Part of the Gorhambury Estate.
The remains of the Roman fort at Wallsend, which lay underneath the famous Wallsend shipyards and the houses occupied by the workers, all of which have now been demolished. There is a fascinating museum, a reconstructed bath house and a reconstructed section of Hadrian's Wall next to a length of the original.
Verulamium, was the third largest city in Roman Britain and the museum, Verulamium, stands on the site of the Roman town. It is a museum of everyday life in Roman Britain, containing recreated Roman rooms, some amazing mosaics and several intriguing objects - as well as the Sandridge Hoard - a collection of 159 gold Roman coins discovered nearby in 2012.

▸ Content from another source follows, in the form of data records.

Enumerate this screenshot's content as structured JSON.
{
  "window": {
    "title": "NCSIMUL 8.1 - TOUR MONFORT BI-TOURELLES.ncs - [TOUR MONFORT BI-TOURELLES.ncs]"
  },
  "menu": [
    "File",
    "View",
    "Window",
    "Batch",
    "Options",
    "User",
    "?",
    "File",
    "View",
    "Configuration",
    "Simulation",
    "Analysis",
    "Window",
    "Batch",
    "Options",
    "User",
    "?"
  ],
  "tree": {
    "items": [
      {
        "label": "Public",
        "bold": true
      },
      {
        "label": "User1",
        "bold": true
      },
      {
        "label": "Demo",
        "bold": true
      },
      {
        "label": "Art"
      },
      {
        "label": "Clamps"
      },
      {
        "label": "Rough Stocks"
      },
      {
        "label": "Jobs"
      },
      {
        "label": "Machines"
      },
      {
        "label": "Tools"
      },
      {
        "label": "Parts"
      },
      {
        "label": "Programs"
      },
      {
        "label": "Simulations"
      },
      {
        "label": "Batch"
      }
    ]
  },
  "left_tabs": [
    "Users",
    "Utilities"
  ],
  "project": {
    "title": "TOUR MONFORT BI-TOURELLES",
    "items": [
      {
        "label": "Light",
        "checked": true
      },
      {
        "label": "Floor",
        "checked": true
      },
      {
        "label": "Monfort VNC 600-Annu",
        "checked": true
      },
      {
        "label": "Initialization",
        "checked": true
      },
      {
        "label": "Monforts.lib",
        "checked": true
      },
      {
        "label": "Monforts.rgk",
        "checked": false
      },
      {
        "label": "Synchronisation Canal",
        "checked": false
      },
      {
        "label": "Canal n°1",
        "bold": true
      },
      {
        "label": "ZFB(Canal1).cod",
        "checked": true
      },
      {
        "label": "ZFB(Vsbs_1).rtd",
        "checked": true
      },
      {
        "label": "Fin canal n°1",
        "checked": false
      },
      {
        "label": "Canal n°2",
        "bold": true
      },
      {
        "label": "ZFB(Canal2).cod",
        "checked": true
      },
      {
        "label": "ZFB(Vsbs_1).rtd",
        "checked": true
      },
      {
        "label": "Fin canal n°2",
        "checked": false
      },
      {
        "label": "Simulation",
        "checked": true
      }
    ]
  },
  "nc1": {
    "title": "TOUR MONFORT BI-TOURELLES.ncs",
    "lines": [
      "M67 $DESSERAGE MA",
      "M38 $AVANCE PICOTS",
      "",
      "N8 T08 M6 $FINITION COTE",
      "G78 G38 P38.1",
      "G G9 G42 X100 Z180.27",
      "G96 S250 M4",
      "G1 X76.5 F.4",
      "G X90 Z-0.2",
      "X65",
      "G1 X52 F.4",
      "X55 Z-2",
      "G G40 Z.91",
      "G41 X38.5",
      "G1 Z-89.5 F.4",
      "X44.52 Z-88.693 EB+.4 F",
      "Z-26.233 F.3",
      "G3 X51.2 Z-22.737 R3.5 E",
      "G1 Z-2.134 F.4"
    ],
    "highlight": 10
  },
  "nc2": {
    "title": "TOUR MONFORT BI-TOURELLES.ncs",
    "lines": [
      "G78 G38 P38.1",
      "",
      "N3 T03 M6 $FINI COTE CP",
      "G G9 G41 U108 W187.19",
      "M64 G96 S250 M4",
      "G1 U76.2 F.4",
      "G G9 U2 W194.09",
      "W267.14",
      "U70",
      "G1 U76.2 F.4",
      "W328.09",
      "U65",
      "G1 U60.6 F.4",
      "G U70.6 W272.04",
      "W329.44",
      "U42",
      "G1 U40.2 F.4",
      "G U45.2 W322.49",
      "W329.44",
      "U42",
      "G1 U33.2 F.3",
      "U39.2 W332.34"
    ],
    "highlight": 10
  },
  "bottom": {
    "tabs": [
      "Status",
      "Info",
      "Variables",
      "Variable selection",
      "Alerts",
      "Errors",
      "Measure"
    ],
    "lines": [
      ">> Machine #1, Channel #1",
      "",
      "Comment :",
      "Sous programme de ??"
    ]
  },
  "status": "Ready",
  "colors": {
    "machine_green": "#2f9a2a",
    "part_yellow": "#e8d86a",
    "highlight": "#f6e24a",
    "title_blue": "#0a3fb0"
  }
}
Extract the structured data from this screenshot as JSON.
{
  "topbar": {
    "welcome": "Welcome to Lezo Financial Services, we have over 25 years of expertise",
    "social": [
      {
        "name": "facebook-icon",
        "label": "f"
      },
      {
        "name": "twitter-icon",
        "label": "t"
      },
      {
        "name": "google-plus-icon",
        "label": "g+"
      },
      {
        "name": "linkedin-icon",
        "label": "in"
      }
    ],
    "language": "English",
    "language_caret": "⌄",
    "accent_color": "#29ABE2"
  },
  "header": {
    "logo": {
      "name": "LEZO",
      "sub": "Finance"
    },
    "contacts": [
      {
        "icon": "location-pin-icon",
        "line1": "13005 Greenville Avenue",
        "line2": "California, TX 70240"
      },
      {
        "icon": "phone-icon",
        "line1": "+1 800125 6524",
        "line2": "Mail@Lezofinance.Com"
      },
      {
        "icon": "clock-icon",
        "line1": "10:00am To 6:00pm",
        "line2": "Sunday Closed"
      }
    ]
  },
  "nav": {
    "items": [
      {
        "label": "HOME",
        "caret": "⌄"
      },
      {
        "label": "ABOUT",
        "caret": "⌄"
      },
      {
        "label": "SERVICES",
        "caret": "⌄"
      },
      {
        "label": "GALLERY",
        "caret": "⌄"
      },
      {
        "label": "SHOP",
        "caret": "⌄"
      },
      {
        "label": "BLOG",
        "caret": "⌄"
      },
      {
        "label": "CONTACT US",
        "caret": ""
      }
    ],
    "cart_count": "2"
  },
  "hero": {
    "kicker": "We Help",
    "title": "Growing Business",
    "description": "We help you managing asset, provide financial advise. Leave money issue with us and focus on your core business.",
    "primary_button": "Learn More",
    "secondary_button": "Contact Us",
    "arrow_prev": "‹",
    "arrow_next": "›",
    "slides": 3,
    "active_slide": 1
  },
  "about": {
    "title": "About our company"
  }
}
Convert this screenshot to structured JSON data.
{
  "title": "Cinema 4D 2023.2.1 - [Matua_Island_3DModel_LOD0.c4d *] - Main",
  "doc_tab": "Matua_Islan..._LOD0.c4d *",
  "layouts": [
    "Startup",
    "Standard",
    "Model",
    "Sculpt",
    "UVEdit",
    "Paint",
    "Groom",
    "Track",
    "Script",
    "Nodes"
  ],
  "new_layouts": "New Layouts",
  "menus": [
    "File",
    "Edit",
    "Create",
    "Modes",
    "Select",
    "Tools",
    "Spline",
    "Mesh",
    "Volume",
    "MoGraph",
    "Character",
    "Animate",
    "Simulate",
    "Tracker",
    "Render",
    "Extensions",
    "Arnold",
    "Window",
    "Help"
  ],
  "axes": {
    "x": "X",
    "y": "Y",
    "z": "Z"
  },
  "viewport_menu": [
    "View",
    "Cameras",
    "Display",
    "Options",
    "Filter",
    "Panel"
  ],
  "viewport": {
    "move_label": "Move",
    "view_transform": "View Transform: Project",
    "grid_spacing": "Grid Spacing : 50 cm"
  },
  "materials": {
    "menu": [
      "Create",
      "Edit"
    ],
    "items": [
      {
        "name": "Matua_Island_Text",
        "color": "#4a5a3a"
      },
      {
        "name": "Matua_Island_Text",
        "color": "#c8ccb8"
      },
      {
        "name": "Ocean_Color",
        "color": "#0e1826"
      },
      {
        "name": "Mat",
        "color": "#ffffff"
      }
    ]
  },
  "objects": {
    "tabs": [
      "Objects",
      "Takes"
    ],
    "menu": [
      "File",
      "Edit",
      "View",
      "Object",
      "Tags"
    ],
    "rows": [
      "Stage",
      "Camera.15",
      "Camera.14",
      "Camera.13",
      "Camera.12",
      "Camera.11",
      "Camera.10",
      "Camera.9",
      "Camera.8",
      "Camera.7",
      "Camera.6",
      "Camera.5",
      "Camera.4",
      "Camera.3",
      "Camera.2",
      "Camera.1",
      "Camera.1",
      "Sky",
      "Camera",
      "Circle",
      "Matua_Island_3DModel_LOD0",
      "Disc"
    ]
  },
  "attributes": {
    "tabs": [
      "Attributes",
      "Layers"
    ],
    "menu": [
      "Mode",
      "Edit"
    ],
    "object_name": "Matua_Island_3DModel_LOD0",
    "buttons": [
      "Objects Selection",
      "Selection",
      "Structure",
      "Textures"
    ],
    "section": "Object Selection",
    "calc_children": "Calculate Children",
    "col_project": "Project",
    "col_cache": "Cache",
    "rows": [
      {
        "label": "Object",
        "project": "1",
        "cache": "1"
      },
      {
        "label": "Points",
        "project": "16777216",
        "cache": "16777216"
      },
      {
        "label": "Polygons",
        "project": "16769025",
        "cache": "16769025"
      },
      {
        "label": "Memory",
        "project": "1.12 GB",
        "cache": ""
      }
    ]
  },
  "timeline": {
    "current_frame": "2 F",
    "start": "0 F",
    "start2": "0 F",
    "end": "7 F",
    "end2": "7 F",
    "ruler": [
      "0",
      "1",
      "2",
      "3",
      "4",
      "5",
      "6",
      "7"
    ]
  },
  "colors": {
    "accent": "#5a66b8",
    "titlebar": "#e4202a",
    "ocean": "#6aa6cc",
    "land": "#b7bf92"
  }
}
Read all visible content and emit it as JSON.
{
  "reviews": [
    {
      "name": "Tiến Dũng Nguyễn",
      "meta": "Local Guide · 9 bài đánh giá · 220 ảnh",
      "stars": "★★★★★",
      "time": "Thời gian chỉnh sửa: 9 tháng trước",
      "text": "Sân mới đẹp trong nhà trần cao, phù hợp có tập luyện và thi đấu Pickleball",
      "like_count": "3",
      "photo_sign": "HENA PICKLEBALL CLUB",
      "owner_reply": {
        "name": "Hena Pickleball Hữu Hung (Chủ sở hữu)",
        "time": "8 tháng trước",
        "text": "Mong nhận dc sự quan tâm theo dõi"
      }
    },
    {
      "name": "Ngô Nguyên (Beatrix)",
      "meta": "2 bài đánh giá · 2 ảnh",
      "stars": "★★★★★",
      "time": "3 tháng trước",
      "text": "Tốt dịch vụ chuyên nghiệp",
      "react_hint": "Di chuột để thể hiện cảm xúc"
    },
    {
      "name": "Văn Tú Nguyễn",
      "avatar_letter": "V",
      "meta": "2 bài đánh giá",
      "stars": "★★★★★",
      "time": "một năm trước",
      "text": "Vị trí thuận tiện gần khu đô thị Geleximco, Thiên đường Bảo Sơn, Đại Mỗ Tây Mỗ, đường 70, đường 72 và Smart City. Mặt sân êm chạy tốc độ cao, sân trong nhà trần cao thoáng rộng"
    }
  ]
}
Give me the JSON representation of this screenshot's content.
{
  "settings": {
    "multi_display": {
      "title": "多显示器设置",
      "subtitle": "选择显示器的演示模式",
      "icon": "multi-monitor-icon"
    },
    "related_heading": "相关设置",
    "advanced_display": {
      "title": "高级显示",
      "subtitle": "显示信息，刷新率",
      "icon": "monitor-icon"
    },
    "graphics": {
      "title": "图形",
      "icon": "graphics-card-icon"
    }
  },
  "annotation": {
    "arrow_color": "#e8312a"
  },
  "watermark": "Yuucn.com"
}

Viroconium - Roman Wroxeter - was the fourth largest Roman city in Britain, equal in size to Pompeii and with a population of maybe 10,000 people. It began as a frontier fort, then a legionary fortress and went on to have a 500-year history before fading away. Now, it largely lies under the Shropshire countryside. But the excavated bath complex provides a fascinating insight into Romano-British urban life, with tantalising glimpses into the post-Roman period - the Dark Ages. There is also a reconstructed Roman town house on the site, built using Roman methods. Down the road, along Watling Street, is the modern village of Wroxeter. St Andrew's church has re-used Roman columns as gateposts and an adapted column base as its font.